Your concerns to resolve cultural appropriation within your dance company is absolutely necessary in a time of intense systemic racial violence towards, and the cultural appropriation of Indigenous People and communities of colour. We need more allies and artists to take this issue seriously and it’s my hope that your actions will serve as a precedent for others.
While I believe in the integrity of your initiative, a three-hour consultation is simply not enough time to address the perplexity of cultural appropriation, which will continue to flourish under the paradigm of systemic racism and white supremacy. Undoing cultural appropriation is as life-long as dismantling systemic racism. Although I’m unable to meet with your company at this time to discuss and answer your questions, I offer the following suggestions—and critique—in your long, but affirming process.
In your initial invitation, you wrote:
You have been invited because of your strong moral compass, your bang-on analysis, and your personal knowledge of dance. You are a valued community member and someone we hold deep respect for. In navigating this sensitive topic we feel that reaching out for insight is a paramount step in our desire for a conscientious and informed transition. Our ultimate goal is to be more respectful, appropriate and ethical in our art and in our business. […] As a sign of our appreciation we will offer an honorarium […] for your time.”
Too often, it’s easy for white allies to step back and wait to be educated by people of colour. This is not a new argument I’m putting forward, but it needs repeating, because when asking for insight from marginalized communities, it’s important to ask, who will gain and who will lose in the transmission of knowledge? Understanding unequal power relationships is crucial in eradicating cultural appropriation.

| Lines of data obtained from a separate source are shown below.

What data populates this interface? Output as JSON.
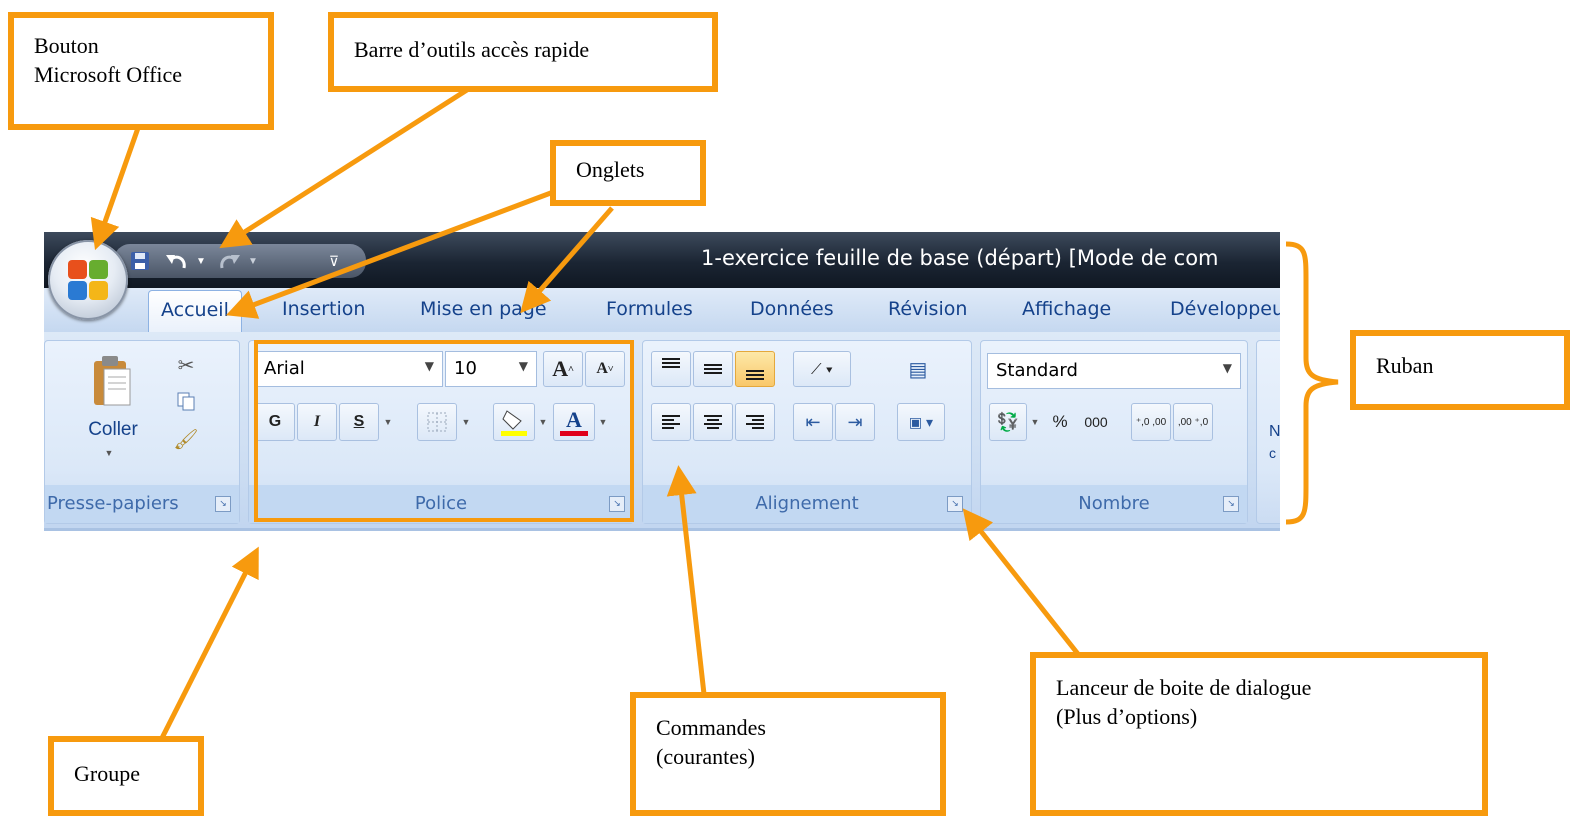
{
  "window": {
    "title": "1-exercice feuille de base (départ)  [Mode de com"
  },
  "tabs": [
    "Accueil",
    "Insertion",
    "Mise en page",
    "Formules",
    "Données",
    "Révision",
    "Affichage",
    "Développeu"
  ],
  "clipboard": {
    "paste_label": "Coller",
    "group_label": "Presse-papiers"
  },
  "font": {
    "name": "Arial",
    "size": "10",
    "grow": "A",
    "shrink": "A",
    "bold": "G",
    "italic": "I",
    "underline": "S",
    "color_letter": "A",
    "group_label": "Police",
    "highlight_color": "#ffff00",
    "font_color": "#ff0000"
  },
  "alignment": {
    "group_label": "Alignement"
  },
  "number": {
    "format": "Standard",
    "percent": "%",
    "thousands": "000",
    "inc_decimal": "⁺,0 ,00",
    "dec_decimal": ",00 ⁺,0",
    "group_label": "Nombre"
  },
  "cut_label_partial": {
    "top": "N",
    "bottom": "c"
  },
  "launcher_glyph": "↘",
  "annotations": {
    "office_button": [
      "Bouton",
      "Microsoft Office"
    ],
    "quick_access": [
      "Barre d’outils accès rapide"
    ],
    "tabs": [
      "Onglets"
    ],
    "ribbon": [
      "Ruban"
    ],
    "group": [
      "Groupe"
    ],
    "commands": [
      "Commandes",
      "(courantes)"
    ],
    "launcher": [
      "Lanceur de boite de dialogue",
      "(Plus d’options)"
    ]
  },
  "colors": {
    "accent": "#f79a0e",
    "ribbon_text": "#15428b",
    "title_bg": "#1b2533"
  }
}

While your offer to financially compensate my time is a kind gesture, it’s actually an unfair exchange, because it’s not my time you’re paying for. What you’re really paying for is the acquisition of my intellectual and creative labour. My knowledge and analysis on the complexity of cultural appropriation is a summation of not only 21 years of social activism, solidarity work, and feminist practice, but a lifetime of surviving institutional racism, white supremacy, sexism and misogyny. It’s impossible to quantify the value of this hard-earned knowledge in dollars—knowledge which can only be exchanged for like-knowledge and political action.
What you’re asking from me is logical under a paradigm in which women of colour are expected to perform and provide solidarity and schooling for white allies, without any sort of genuine reciprocity, or acknowledgement of their intellectual and creative labour—and the exploitation of their labour. To learn from, and eventually use my “bang-on analysis” to advance your art and business without reciprocity is appropriation, and the apogee of race and class privilege. This wouldn’t be problematic if the scales were equal; if I had the same social mobility, wide platforms, vast networks and access to resources to mediate my knowledge and influence the public as you do. I don’t.
“Due to growing concerns around cultural appropriation [we are] currently in the process of transitioning away from the identification with bellydance, and [are] seeking advice and counsel from informed community members about ethical dilemmas in how to go about this in the most respectful and appropriate way.”
Your letter is also concerned about the “ethical dilemmas” of “transitioning away from” the cultural appropriation of bellydance. In my opinion, there are no dilemmas because the solution is really quite simple: To not appropriate, one must be committed to the opposite, which is to give back, to return favours, to reciprocate. Since the very definition of appropriation is an act or instance of taking especially illegally or unfairly, then the obvious counteraction is not only to acknowledge what was taken, but to actively return what was taken.
While the process to end cultural appropriation is a political movement, it starts at the personal level, in your daily practice, in the smallest actions. It’s as tiny and meaningful as reciprocating a homemade meal, to fulfilling requests in a timely manner, to returning—without being asked—what was borrowed. In political terms, giving back means supporting like-minded allies’ initiatives, or fiercely addressing systemic injustices against marginalized communities you have greatly benefited from, and thus, must be accountable to. This doesn’t only mean celebrating and glorifying the artistic customs of Middle Eastern cultures, but supporting the exhausting, yet urgent work that social justice activists from these communities dedicate themselves to every single day. In this particular context, the highest expression of reciprocity is to centre the fight against racism and white supremacy within your artistic expression and cultural work, since cultural appropriation is an inbred result of these oppressive twin systems.
To the point: If the principle of reciprocity is at the forefront of your mind, it will be expressed in all your actions whether you’re conscious of it or not, since reciprocity would be central to your political views, your ideology, your art, and how you see your place in the world. If reciprocity is the true meridian of your moral compass, there wouldn’t be a need to debate or pander to “ethical dilemmas” since they wouldn’t exist.
I understand these suggestions may not be the advice or guidance you’re looking for, and you may even disagree with them. Or maybe not. After all, transforming cultural practices and carrying out solidarity work is certainly not without its challenges and disagreeable moments. However, I believe that challenging, disagreeable, and at times, explosive moments, lend themselves to real learning opportunities and growth. Best of luck with your very timely, and important project.